─── Data to use ───
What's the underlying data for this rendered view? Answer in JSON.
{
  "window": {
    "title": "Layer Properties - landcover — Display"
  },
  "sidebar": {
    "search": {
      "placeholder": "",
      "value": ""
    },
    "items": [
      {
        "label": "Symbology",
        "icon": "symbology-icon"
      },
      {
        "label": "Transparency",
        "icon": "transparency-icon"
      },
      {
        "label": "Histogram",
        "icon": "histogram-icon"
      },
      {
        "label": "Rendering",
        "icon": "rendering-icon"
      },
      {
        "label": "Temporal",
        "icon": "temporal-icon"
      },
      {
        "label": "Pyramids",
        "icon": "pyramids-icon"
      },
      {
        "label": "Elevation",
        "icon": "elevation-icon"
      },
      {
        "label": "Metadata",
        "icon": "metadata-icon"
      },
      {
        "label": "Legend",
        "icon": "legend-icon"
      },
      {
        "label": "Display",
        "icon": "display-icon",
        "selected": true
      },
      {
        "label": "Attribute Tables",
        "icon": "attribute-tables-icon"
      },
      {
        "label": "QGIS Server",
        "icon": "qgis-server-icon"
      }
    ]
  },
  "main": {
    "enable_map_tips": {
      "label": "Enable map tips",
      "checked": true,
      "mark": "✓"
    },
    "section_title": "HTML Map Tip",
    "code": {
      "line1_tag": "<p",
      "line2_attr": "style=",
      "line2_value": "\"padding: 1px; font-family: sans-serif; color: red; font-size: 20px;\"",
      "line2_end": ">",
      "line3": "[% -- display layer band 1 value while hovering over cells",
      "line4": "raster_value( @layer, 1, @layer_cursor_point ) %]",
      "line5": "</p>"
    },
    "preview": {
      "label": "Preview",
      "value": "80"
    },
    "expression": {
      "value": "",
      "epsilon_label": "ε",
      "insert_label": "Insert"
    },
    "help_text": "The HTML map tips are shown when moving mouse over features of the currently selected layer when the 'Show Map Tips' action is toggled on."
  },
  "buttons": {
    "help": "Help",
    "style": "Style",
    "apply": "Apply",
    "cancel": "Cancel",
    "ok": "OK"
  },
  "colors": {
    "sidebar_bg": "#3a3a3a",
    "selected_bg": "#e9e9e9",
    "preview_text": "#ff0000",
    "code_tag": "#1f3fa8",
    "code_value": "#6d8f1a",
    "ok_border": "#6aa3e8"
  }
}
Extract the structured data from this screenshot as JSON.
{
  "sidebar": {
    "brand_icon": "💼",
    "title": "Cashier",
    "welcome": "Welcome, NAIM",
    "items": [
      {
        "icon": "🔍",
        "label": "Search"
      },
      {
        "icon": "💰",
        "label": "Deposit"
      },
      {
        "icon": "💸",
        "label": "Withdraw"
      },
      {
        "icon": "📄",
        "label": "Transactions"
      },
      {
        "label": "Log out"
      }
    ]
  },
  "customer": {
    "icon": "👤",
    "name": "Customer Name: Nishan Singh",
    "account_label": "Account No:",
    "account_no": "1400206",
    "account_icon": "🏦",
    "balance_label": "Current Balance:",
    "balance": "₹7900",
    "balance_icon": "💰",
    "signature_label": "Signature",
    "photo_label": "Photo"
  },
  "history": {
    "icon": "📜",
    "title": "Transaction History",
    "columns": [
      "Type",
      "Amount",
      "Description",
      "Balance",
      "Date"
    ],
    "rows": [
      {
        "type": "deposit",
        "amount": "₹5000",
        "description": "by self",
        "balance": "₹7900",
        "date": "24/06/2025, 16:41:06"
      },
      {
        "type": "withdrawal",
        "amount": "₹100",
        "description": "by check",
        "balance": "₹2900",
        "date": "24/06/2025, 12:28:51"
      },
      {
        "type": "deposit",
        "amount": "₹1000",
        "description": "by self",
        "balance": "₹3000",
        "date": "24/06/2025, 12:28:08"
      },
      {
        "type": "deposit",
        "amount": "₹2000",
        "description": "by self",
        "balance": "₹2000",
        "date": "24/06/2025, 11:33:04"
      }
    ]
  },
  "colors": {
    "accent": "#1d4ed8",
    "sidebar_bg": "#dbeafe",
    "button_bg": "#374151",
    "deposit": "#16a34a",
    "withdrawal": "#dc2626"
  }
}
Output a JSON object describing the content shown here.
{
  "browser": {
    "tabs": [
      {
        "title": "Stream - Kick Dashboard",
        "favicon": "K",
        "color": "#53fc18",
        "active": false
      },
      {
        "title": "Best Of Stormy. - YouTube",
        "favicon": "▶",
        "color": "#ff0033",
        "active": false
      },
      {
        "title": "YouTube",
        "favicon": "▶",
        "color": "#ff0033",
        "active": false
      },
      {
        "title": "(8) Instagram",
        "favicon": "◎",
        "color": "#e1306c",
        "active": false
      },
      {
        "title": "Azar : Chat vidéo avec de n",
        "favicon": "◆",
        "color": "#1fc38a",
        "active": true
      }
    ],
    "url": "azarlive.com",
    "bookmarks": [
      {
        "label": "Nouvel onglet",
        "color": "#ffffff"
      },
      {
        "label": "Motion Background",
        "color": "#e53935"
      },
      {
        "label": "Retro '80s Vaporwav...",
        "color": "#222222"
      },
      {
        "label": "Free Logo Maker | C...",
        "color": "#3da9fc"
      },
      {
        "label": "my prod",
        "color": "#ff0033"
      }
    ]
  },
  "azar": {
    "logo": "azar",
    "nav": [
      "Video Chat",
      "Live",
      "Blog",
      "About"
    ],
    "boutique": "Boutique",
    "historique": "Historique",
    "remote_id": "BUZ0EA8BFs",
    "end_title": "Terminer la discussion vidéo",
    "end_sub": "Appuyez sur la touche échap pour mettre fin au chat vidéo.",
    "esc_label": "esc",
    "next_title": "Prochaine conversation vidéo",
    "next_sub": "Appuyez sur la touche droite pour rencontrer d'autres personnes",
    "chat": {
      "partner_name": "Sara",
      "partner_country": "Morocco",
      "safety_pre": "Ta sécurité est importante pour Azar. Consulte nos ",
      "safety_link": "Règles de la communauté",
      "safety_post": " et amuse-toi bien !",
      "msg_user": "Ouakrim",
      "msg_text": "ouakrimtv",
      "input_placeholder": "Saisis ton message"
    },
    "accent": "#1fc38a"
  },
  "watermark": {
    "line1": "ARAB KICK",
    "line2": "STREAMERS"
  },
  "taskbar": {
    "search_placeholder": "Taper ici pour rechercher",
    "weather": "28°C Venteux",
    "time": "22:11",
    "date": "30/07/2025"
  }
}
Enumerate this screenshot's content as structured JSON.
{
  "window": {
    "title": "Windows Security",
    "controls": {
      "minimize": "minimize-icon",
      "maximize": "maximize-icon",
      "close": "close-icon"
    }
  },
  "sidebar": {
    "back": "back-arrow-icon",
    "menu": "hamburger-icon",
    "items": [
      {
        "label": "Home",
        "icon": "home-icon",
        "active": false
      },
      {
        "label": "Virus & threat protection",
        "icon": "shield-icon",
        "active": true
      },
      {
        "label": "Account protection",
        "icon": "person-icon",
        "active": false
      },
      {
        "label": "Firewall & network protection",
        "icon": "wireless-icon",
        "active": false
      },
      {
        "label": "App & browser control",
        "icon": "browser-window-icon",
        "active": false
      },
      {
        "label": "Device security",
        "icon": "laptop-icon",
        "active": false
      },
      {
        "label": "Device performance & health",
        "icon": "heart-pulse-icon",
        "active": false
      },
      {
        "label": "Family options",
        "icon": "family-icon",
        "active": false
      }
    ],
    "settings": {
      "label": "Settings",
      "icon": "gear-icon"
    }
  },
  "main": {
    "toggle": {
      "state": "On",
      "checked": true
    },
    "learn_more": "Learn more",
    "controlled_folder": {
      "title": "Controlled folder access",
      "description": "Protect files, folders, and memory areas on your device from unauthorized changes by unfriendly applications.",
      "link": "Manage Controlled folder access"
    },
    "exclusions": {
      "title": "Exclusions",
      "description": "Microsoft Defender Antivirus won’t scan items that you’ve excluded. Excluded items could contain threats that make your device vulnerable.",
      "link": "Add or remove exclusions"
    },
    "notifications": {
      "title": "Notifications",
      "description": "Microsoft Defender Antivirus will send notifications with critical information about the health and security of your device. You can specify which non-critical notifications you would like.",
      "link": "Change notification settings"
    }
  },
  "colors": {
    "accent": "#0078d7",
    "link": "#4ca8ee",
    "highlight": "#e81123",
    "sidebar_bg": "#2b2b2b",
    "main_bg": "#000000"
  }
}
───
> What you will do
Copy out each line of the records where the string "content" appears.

> Completed task
Output a JSON object describing the content shown here.
Enumerate this screenshot's content as structured JSON.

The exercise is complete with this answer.